As a small business owner, you work long and hard to make sure your business is successful. Small businesses are the most common victims of fraud at 31.8% according to the Association of Certified Fraud Examiners. That number is higher than any other business category. The truth is that small businesses are the most vulnerable because they often lack internal controls to curb the effect of scams on their bottom line. So, how can you protect your business from scammers? The first step is to identify the common red flags that accompany a scam and then educate your employees on how to spot them. Below we dive into one of the most common types – overpayment scams – and how to mitigate them.
Overpayment Scams Explained
The overpayment scam is one of the oldest tricks in the book. This occurs when a customer comes up with a reason to overpay on a bill or invoice using a check. They typically then ask you to wire back the extra money to a third party after the check is deposited. Later, the scammer’s original check bounces leaving the business liable for the entire amount. They typically have a convincing story to accompany the scam, so stay engaged and ask questions.
How to Avoid Overpayment Scams
- Consider implementing a policy that does not allow for wiring money to any customer or vendor.
- Never accept a check for more than your selling price.
- Verify important details when accepting checks for goods and services:
- Street Address
- Driver’s License Number
- Telephone Number
- Remember that you can always call the bank on a customer’s check to verify funds before a check bounces. Scammers will typically try to make you feel bad for taking the time to verify funds – don’t fall for this trap!
Common Red Flags to Look For With Scammers
Attempts to scam your business can come in many different forms but there are often a few common underlying tactics to keep an eye out for. It’s important to have internal policies in place to combat these common red flags.
- Avoid the use of untraceable payment methods. Scammers often try to gain payment through unconventional methods such as wire transfers, Apple Pay, reloadable cards or gift cards. These payment methods make it nearly impossible to reverse or track the lost money once it’s sent, making it ripe for fraud. Consider implementing a policy that does not allow this type of payment.

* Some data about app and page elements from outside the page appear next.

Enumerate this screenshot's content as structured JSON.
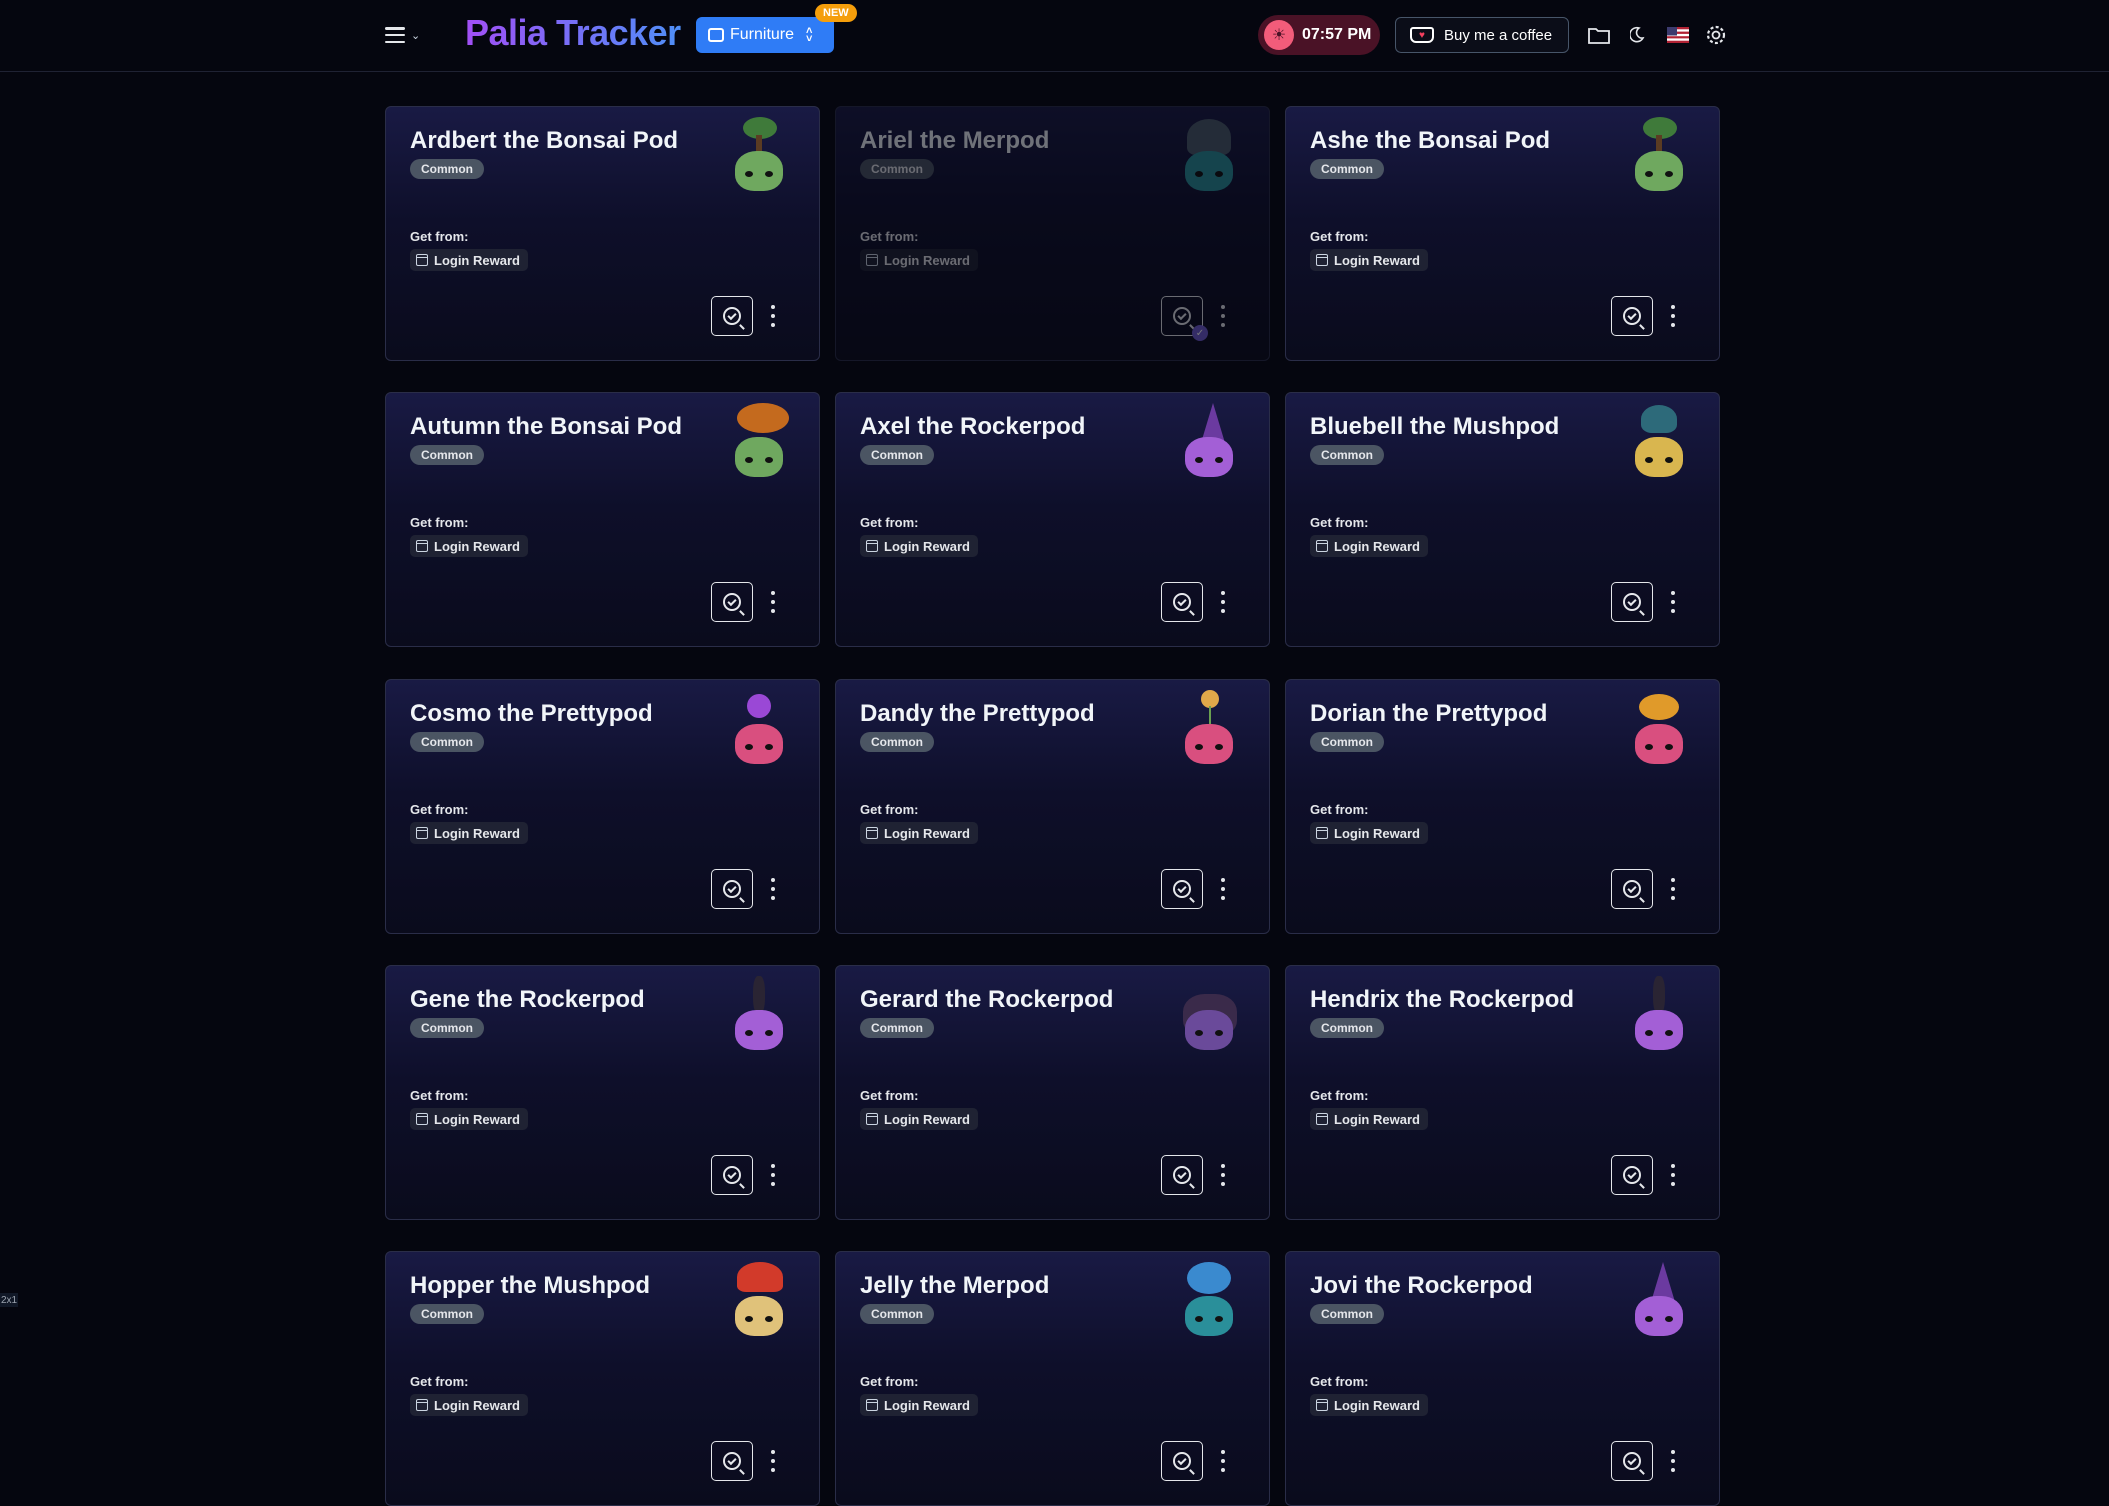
{
  "header": {
    "logo": "Palia Tracker",
    "category": "Furniture",
    "new_badge": "NEW",
    "time": "07:57  PM",
    "coffee_label": "Buy me a coffee"
  },
  "labels": {
    "get_from": "Get from:"
  },
  "cards": [
    {
      "name": "Ardbert the Bonsai Pod",
      "rarity": "Common",
      "source": "Login Reward",
      "tracked": false,
      "color": "#6fa85f",
      "top": "tree"
    },
    {
      "name": "Ariel the Merpod",
      "rarity": "Common",
      "source": "Login Reward",
      "tracked": true,
      "color": "#2a8f9a",
      "top": "shell"
    },
    {
      "name": "Ashe the Bonsai Pod",
      "rarity": "Common",
      "source": "Login Reward",
      "tracked": false,
      "color": "#6fa85f",
      "top": "tree"
    },
    {
      "name": "Autumn the Bonsai Pod",
      "rarity": "Common",
      "source": "Login Reward",
      "tracked": false,
      "color": "#6fa85f",
      "top": "autumn"
    },
    {
      "name": "Axel the Rockerpod",
      "rarity": "Common",
      "source": "Login Reward",
      "tracked": false,
      "color": "#a35fd6",
      "top": "hat"
    },
    {
      "name": "Bluebell the Mushpod",
      "rarity": "Common",
      "source": "Login Reward",
      "tracked": false,
      "color": "#d9b64f",
      "top": "mushroom"
    },
    {
      "name": "Cosmo the Prettypod",
      "rarity": "Common",
      "source": "Login Reward",
      "tracked": false,
      "color": "#d94f7f",
      "top": "flower"
    },
    {
      "name": "Dandy the Prettypod",
      "rarity": "Common",
      "source": "Login Reward",
      "tracked": false,
      "color": "#d94f7f",
      "top": "dandelion"
    },
    {
      "name": "Dorian the Prettypod",
      "rarity": "Common",
      "source": "Login Reward",
      "tracked": false,
      "color": "#d94f7f",
      "top": "bouquet"
    },
    {
      "name": "Gene the Rockerpod",
      "rarity": "Common",
      "source": "Login Reward",
      "tracked": false,
      "color": "#a35fd6",
      "top": "mohawk"
    },
    {
      "name": "Gerard the Rockerpod",
      "rarity": "Common",
      "source": "Login Reward",
      "tracked": false,
      "color": "#6a4a9a",
      "top": "hair"
    },
    {
      "name": "Hendrix the Rockerpod",
      "rarity": "Common",
      "source": "Login Reward",
      "tracked": false,
      "color": "#a35fd6",
      "top": "mohawk"
    },
    {
      "name": "Hopper the Mushpod",
      "rarity": "Common",
      "source": "Login Reward",
      "tracked": false,
      "color": "#e0c27a",
      "top": "redmush"
    },
    {
      "name": "Jelly the Merpod",
      "rarity": "Common",
      "source": "Login Reward",
      "tracked": false,
      "color": "#2a8f9a",
      "top": "jelly"
    },
    {
      "name": "Jovi the Rockerpod",
      "rarity": "Common",
      "source": "Login Reward",
      "tracked": false,
      "color": "#a35fd6",
      "top": "hat"
    }
  ],
  "corner_indicator": "2x1"
}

- Don’t submit to intimidation or fear. Scammers often like to use fear by telling you that something terrible is going to happen to force you to submit a quick payment without verifying the truth of their claims.

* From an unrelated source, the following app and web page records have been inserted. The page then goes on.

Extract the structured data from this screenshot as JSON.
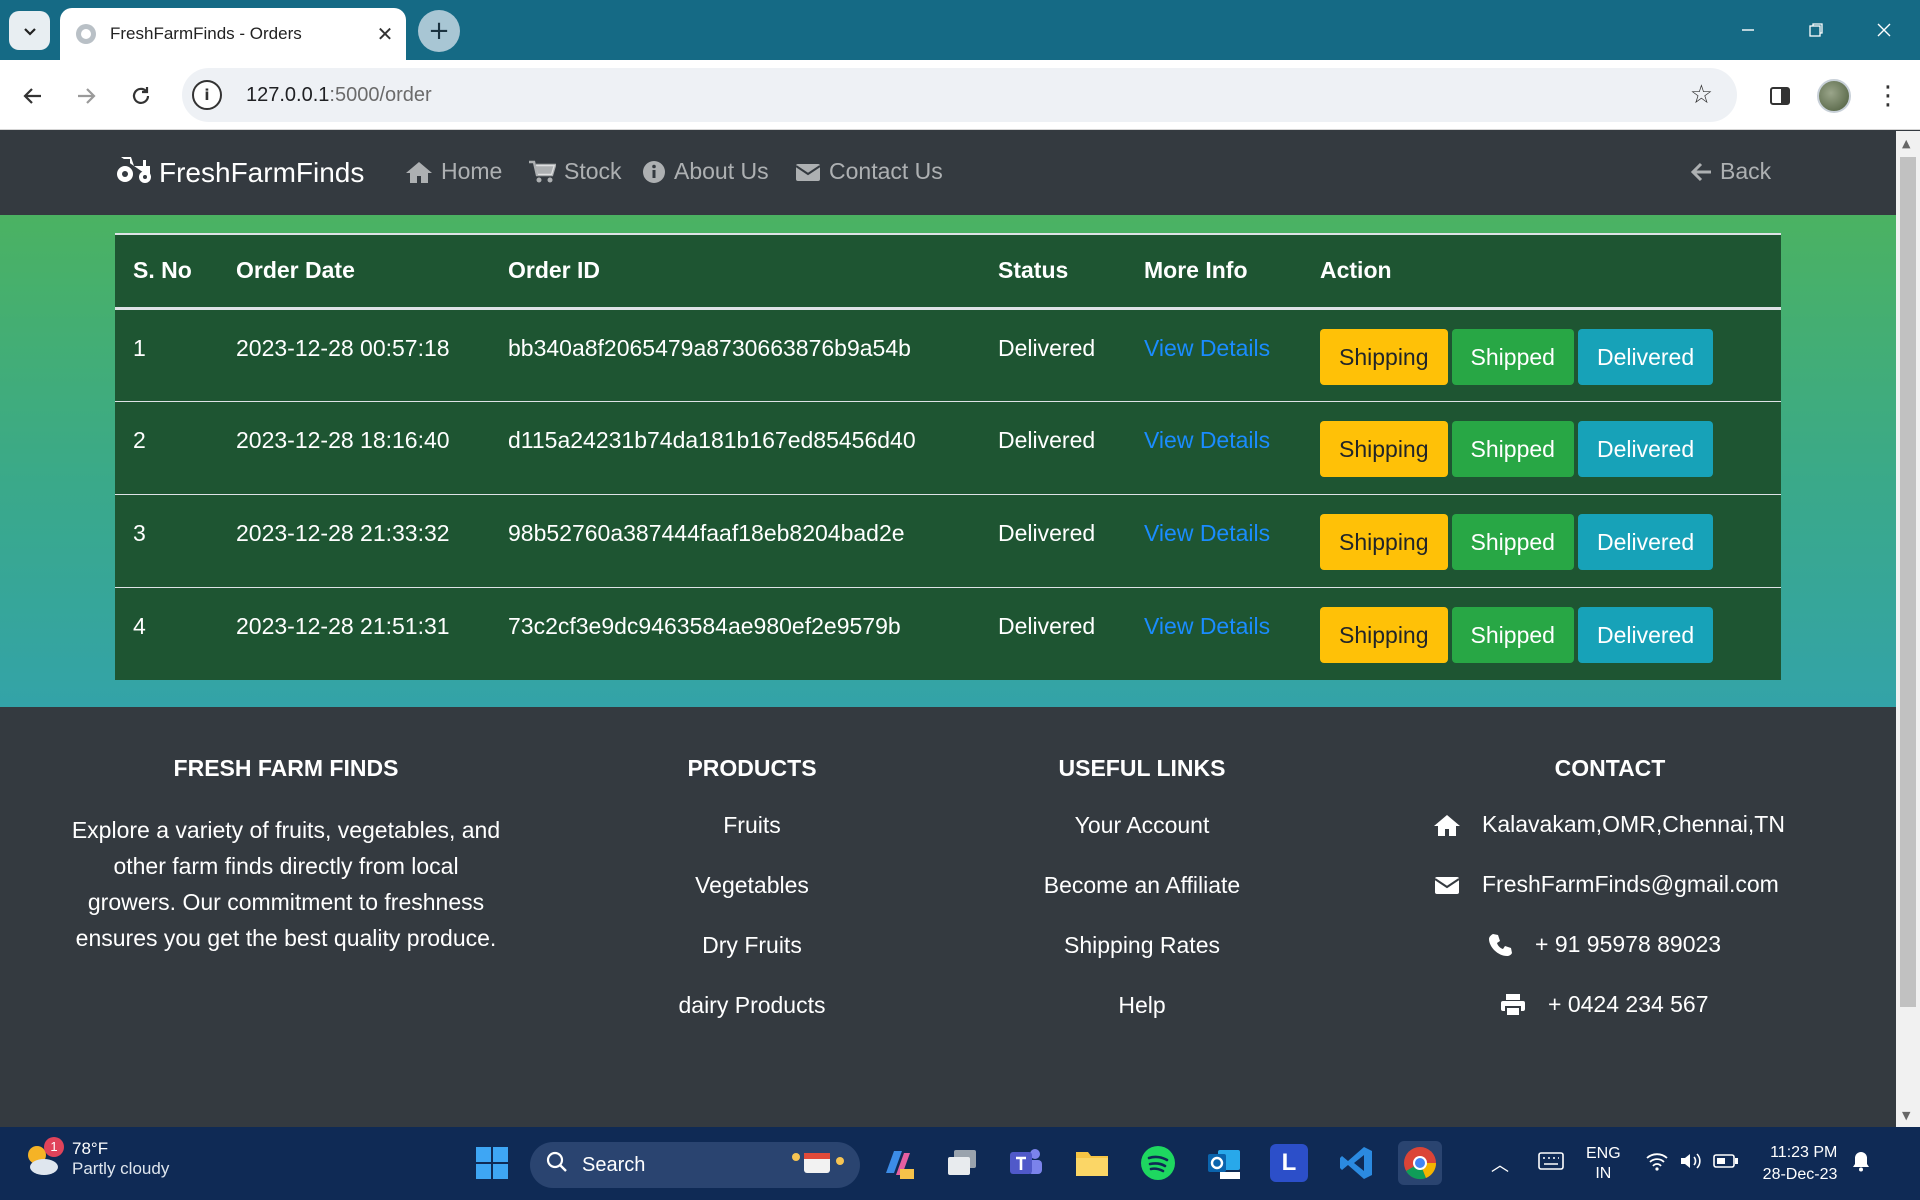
{
  "browser": {
    "tab_title": "FreshFarmFinds - Orders",
    "url_host": "127.0.0.1",
    "url_rest": ":5000/order",
    "new_tab_symbol": "+",
    "close_symbol": "✕"
  },
  "navbar": {
    "brand": "FreshFarmFinds",
    "links": [
      {
        "label": "Home",
        "icon": "home-icon"
      },
      {
        "label": "Stock",
        "icon": "cart-icon"
      },
      {
        "label": "About Us",
        "icon": "info-icon"
      },
      {
        "label": "Contact Us",
        "icon": "envelope-icon"
      }
    ],
    "back_label": "Back"
  },
  "orders": {
    "headers": [
      "S. No",
      "Order Date",
      "Order ID",
      "Status",
      "More Info",
      "Action"
    ],
    "rows": [
      {
        "sno": "1",
        "date": "2023-12-28 00:57:18",
        "id": "bb340a8f2065479a8730663876b9a54b",
        "status": "Delivered",
        "more": "View Details"
      },
      {
        "sno": "2",
        "date": "2023-12-28 18:16:40",
        "id": "d115a24231b74da181b167ed85456d40",
        "status": "Delivered",
        "more": "View Details"
      },
      {
        "sno": "3",
        "date": "2023-12-28 21:33:32",
        "id": "98b52760a387444faaf18eb8204bad2e",
        "status": "Delivered",
        "more": "View Details"
      },
      {
        "sno": "4",
        "date": "2023-12-28 21:51:31",
        "id": "73c2cf3e9dc9463584ae980ef2e9579b",
        "status": "Delivered",
        "more": "View Details"
      }
    ],
    "actions": {
      "shipping": "Shipping",
      "shipped": "Shipped",
      "delivered": "Delivered"
    },
    "colors": {
      "shipping": "#ffc107",
      "shipped": "#28a745",
      "delivered": "#17a2b8",
      "link": "#1a8cff"
    }
  },
  "footer": {
    "about_title": "FRESH FARM FINDS",
    "about_text": "Explore a variety of fruits, vegetables, and other farm finds directly from local growers. Our commitment to freshness ensures you get the best quality produce.",
    "products_title": "PRODUCTS",
    "products": [
      "Fruits",
      "Vegetables",
      "Dry Fruits",
      "dairy Products"
    ],
    "links_title": "USEFUL LINKS",
    "links": [
      "Your Account",
      "Become an Affiliate",
      "Shipping Rates",
      "Help"
    ],
    "contact_title": "CONTACT",
    "contact": {
      "address": "Kalavakam,OMR,Chennai,TN",
      "email": "FreshFarmFinds@gmail.com",
      "phone": "+ 91 95978 89023",
      "fax": "+ 0424 234 567"
    }
  },
  "taskbar": {
    "weather_temp": "78°F",
    "weather_desc": "Partly cloudy",
    "weather_badge": "1",
    "search_label": "Search",
    "lang": "ENG",
    "region": "IN",
    "time": "11:23 PM",
    "date": "28-Dec-23"
  }
}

- Always verify who you’re talking to. Scammers love to pretend to be someone you trust. Be sure to verify someone is who they are saying they are, especially when money is involved. It’s common for scammers to pretend to be a government agency or even a company you’re familiar with.
- Don’t rush into a quick decision. Scammers often create a false sense of urgency, especially when requesting payment for something. You should always verify and never submit payment without doing your due diligence.

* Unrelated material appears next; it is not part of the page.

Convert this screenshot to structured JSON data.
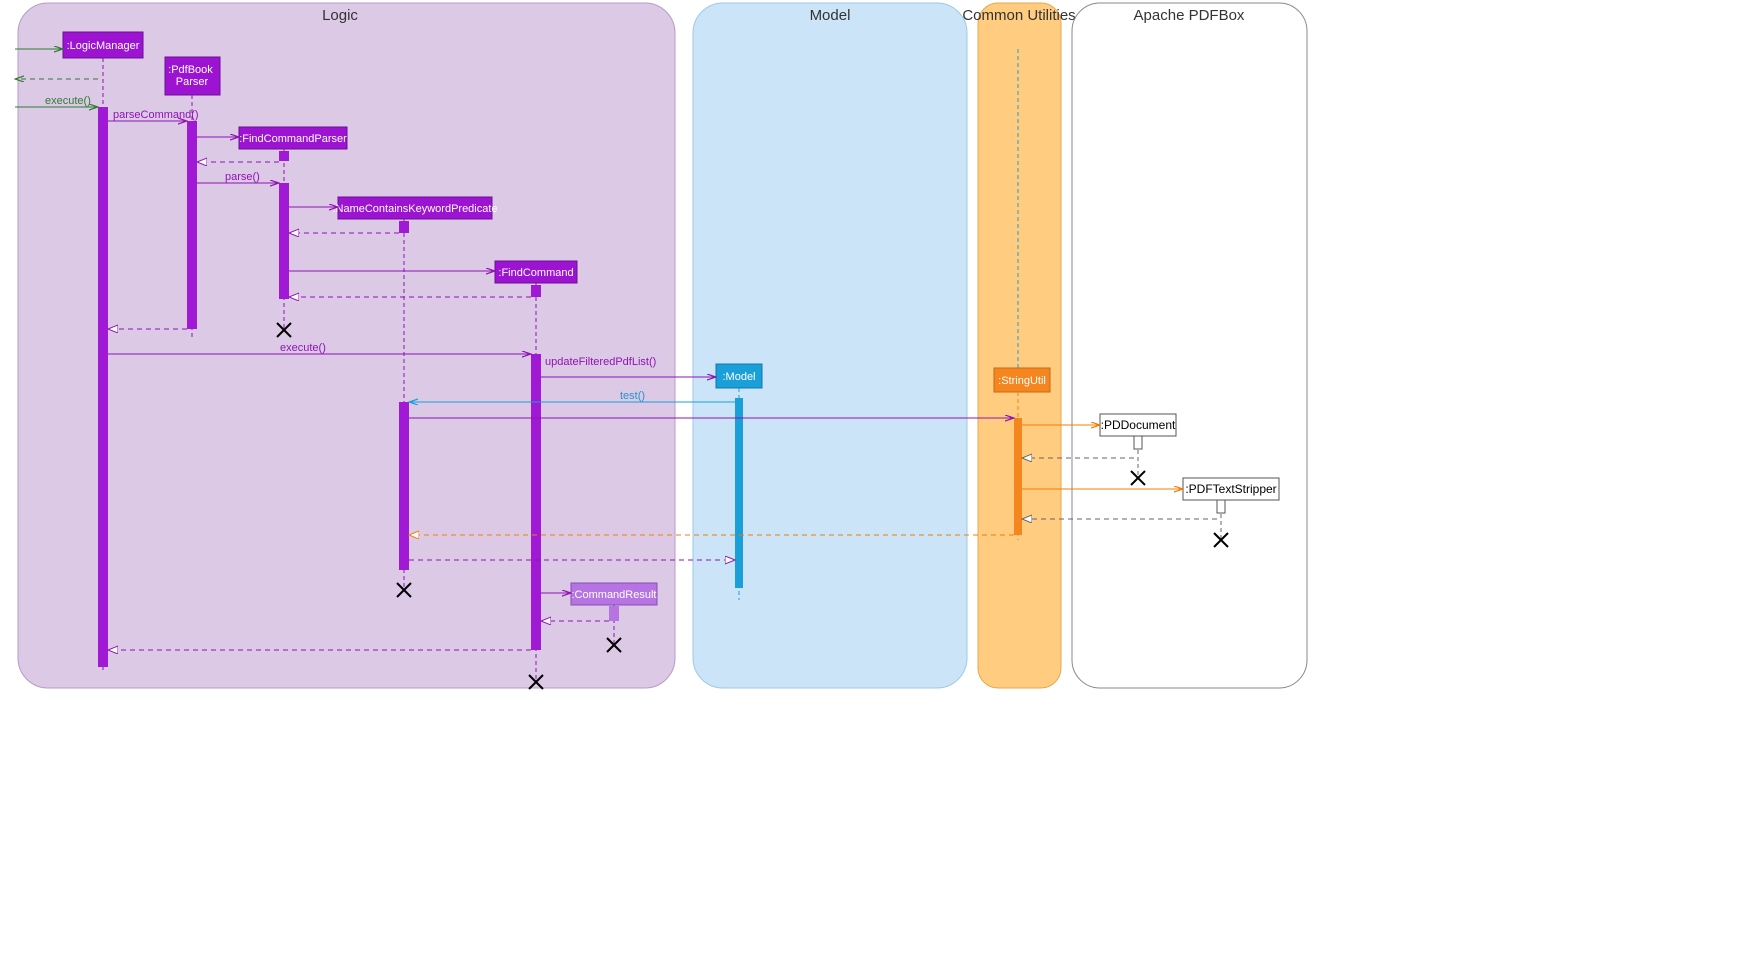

Top Tips to Protect Your Business From Overpayment Scams
Now that we’ve identified common red flags and examples of scams targeting small businesses, it’s important to focus on how we can prevent these attempts.
Conduct Employee Training
Training and empowering your employees with information is an important first defense against scammers. Consider ordering and distributing the Federal Trade Commission’s pamphlet on small business scams. Encourage coworkers to communicate internally when they spot a scam and train employees never to share password information or remit payments without proper approvals.
Verify all Invoices
Scammers’ number one priority is usually gaining funds or money quickly. Be sure to verify the authenticity of all invoices before submitting payment. Never pay bills unless you know it is for items that the business actually ordered. Consider setting standard operating procedures for approving expenditures and strictly adhere to them. Pay special attention to how someone asks you to pay – if a wire transfer is requested, you can bet it’s a scam.
Research Who You Are Dealing With
Be sure to do thorough research before engaging with a new company or vendor. It’s always a smart idea to do an online search with the company name and the term “scam.” Be sure to consult online reviews and pay attention to what people are saying about the vendor or company. Feel free to reach out to friends in the industry as a final verification. You can find more information and resources for small businesses at score.org, funded by the US Small Business Association (SBA).
Other Notable Scams to Be Aware of
- Fake invoice scams. A common scam targeting small businesses is the fake invoice. Scammers create realistic-looking phony invoices for products and services that your business is likely to use. These invoices can be for anything from website domain payments to cleaning supplies. It’s important to verify all invoices before remitting any payments.
- Government agency scams. Another common scam involves fraudulently impersonating a government agency. This scam often uses the intimidation factor threatening to shut your business down or revoke a specific license if payment is not submitted. One common example to look out for is when scammers try to get businesses to buy workplace compliance posters that are available for free from the US Department of Labor.
- Phishing and online scams. The digital world has opened up many new opportunities for scammers. We’ve all probably had our email or social media accounts hacked at one point or another. Cyber scammers try to trick employees into giving up confidential information such as bank account numbers or passwords/login info. It’s important to set up two-factor authentication on all accounts (if available) and routinely change all passwords.
Protect Your Small Business with Society Insurance
Your business is your livelihood, and it’s our job to do all we can to help you protect it. By choosing Society, you’re not only getting one of the most comprehensive plans for your business, but a partner dedicated to your company’s continued success.